The $230-million dollar year-end surplus that was projected when Governor Tom Corbett delivered his February budget address isn’t likely to materialize in the final two months of the fiscal year. “At the end of the day we think we’ll be back at the original estimate from last June,” explains Independent Fiscal Office director Matthew Knittel.
Pennsylvania’s General Fund collections may be running $67-million above last June’s estimates, as of today, but they’re actually falling short of February’s revised expectations.
Compounding the problem, the IFO is now projecting 1.2% growth in state revenues in the new fiscal year. It may only be a slight downgrade from the 1.3% projection used to crunch the numbers in the governor’s budget plan, but it adds up to another $278-million dollar shortfall.
Combined, it’s a more than $500-million dollar hole in next year’s state budget. What’s changed since February? Knittel says sales and use tax collections are lagging.

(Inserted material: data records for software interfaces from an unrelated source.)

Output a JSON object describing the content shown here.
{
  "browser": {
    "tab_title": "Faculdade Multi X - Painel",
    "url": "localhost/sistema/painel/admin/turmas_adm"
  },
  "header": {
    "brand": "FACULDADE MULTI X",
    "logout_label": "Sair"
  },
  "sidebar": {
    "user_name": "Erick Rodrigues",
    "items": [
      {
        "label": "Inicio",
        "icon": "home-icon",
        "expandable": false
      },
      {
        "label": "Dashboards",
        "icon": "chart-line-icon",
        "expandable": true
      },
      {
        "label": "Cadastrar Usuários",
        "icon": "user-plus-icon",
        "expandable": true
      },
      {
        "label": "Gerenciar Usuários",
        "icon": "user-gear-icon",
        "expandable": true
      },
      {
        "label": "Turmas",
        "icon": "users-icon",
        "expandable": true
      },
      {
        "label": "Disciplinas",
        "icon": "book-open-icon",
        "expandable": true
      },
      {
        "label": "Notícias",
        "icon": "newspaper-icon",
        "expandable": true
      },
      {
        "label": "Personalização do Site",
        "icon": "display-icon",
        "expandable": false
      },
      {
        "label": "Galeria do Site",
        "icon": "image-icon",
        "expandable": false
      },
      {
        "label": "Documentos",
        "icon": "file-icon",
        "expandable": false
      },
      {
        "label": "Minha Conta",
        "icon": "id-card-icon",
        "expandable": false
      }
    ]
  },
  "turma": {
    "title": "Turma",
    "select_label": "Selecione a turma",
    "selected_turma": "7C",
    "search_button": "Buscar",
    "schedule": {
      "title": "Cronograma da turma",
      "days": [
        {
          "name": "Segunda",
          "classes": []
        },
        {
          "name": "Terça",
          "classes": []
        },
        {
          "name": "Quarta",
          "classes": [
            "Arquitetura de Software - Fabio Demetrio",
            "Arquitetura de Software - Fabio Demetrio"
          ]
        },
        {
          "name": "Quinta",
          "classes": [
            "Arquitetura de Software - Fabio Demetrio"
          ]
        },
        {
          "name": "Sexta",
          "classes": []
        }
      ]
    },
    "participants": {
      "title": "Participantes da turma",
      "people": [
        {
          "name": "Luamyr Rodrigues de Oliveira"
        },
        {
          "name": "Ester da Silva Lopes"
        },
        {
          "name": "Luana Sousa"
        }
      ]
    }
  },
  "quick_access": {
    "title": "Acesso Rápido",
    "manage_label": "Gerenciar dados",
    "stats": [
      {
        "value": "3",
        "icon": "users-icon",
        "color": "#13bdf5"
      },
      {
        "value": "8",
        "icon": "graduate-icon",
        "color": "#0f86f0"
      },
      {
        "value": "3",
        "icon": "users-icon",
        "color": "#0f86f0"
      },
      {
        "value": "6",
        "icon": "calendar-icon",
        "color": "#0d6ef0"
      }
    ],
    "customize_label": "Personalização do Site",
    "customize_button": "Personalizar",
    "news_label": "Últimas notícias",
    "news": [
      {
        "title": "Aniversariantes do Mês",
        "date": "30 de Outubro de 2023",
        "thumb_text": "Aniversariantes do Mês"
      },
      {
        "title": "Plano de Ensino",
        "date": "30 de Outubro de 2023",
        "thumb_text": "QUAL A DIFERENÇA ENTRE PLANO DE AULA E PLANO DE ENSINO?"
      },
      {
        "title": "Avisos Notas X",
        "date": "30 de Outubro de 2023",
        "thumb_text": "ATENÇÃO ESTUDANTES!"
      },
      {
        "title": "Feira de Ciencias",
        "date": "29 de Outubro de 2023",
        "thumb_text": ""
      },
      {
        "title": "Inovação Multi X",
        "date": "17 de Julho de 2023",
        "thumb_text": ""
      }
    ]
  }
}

“What we think is happening is that consumers are taking a hit,” Knittel explains. “We had some federal tax increases to start the year – the payroll tax cut expiration, some tax increases on high income individuals, and we think that’s restraining spending currently. But when we move into fall and winter, the consumers will have absorbed that hit and we think the spending will return.”
Meanwhile, the state budget season just got more difficult as state policymakers will have to find the cuts and/or revenues to fill a potential half-billion dollar hole.